Bloomberg Ranks Most and Least Affordable Housing Markets for Millennials
It’s no secret that the dream of homeownership has become increasingly elusive for America’s younger generations. But, depending on the city, some millennials are faring much better than others. With that in mind, Bloomberg recently pulled data from the U.S. Census Bureau, Zillow Group, Inc., and Bankrate.com to determine the leading cities where millennials have been practically priced out of the market.
The good news is that there are 37 metropolitan cities where millennials' dream of homeownership remains alive and well. The bad news? Not a single one is located in California. In fact, the Golden State tops Bloomberg’s list of housing unaffordability.
Take San Jose, for instance, which took the #1 spot for a lack of affordability. The median salary required to purchase a home in San Jose is $133,377, while the median earnings for 18 to 34-year-olds is just $53,215. San Francisco didn’t fare much better. It comes at #2 with an affordability gap of $60,975. It was followed by three other California cities: Los Angeles, San Diego, and Sacramento.
To complicate matters, Bloomberg’s calculations assume that millennials have already saved up 20 percent for a down payment. But, as senior Wells Fargo economist Mark Vitner explains, that is not always the case.
Many millennials "don't have the money for a down payment or can't afford to buy where they want to buy," Vitner says. "It's tougher to buy a home in the city."
According to Bloomberg, millennials would have better luck venturing outside the West Coast. The most affordable housing markets for 18 to 34-year-olds include Detroit, Buffalo, Pittsburgh, and Indianapolis.

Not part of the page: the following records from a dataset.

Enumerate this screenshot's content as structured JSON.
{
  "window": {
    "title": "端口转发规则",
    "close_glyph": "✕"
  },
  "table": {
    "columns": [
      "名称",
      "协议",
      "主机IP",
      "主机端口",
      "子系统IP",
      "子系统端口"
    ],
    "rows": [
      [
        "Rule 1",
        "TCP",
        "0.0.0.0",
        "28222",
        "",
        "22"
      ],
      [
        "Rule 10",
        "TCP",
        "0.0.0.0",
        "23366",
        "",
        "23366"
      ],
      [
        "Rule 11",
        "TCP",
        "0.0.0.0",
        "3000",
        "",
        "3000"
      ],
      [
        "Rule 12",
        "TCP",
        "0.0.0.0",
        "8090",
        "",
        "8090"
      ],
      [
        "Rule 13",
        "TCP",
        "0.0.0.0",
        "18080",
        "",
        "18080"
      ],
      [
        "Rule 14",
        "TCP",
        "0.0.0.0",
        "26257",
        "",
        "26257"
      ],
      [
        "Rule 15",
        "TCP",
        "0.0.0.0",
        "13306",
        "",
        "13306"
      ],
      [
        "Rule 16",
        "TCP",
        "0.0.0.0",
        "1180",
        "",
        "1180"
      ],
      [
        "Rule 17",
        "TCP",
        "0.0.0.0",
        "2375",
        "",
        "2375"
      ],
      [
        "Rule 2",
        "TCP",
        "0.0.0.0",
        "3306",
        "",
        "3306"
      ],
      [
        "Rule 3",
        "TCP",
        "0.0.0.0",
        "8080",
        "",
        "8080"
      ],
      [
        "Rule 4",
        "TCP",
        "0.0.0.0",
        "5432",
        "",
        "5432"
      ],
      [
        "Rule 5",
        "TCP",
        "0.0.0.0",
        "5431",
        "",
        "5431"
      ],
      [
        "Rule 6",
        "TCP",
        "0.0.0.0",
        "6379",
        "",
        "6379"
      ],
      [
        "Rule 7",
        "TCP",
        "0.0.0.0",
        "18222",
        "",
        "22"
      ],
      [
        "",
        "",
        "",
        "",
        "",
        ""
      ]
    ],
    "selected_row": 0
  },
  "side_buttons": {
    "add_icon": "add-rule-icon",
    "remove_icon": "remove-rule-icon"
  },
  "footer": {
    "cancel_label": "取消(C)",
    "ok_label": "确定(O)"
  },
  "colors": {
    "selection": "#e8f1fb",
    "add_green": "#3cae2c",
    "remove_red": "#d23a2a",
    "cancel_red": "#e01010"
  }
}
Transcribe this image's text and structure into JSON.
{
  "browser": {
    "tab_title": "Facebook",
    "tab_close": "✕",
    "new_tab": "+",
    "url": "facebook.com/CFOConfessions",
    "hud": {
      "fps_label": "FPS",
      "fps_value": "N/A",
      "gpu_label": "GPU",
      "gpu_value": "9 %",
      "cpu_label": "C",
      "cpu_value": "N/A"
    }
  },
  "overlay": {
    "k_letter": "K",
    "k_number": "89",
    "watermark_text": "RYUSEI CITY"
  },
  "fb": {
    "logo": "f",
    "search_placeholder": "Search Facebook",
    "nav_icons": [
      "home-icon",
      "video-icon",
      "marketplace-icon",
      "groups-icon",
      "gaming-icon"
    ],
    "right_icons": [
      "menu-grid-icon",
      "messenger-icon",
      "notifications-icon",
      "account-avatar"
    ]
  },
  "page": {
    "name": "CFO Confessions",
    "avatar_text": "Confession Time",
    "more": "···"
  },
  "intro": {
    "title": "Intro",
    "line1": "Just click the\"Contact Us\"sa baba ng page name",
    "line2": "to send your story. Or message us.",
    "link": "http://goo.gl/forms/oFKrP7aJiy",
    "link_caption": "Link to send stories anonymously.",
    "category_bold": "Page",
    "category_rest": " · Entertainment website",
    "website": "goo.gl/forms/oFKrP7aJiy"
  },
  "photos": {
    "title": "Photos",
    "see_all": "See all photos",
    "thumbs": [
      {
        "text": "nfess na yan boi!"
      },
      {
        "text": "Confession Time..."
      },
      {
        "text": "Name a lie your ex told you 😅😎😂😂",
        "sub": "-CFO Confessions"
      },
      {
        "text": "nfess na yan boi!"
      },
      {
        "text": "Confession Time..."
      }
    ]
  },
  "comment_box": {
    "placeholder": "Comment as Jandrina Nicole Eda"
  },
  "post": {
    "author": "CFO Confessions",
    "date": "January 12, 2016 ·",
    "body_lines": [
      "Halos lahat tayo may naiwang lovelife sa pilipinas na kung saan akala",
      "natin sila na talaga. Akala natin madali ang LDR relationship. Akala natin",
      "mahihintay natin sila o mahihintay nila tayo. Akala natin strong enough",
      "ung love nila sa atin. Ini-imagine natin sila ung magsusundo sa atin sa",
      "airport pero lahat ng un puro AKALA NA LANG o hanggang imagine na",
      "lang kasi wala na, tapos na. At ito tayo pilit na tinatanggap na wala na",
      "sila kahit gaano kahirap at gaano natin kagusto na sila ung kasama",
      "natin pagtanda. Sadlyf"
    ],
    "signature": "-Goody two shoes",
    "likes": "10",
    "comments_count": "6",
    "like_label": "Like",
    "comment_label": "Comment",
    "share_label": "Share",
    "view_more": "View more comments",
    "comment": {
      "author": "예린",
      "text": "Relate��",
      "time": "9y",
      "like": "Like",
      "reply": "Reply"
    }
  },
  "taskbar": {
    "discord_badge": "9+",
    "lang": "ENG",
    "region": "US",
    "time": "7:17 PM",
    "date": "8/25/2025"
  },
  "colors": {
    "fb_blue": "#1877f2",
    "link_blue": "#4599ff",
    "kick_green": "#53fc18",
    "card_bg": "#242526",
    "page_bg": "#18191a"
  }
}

Read more about the most and least affordable housing markets for millennials and see a full list here.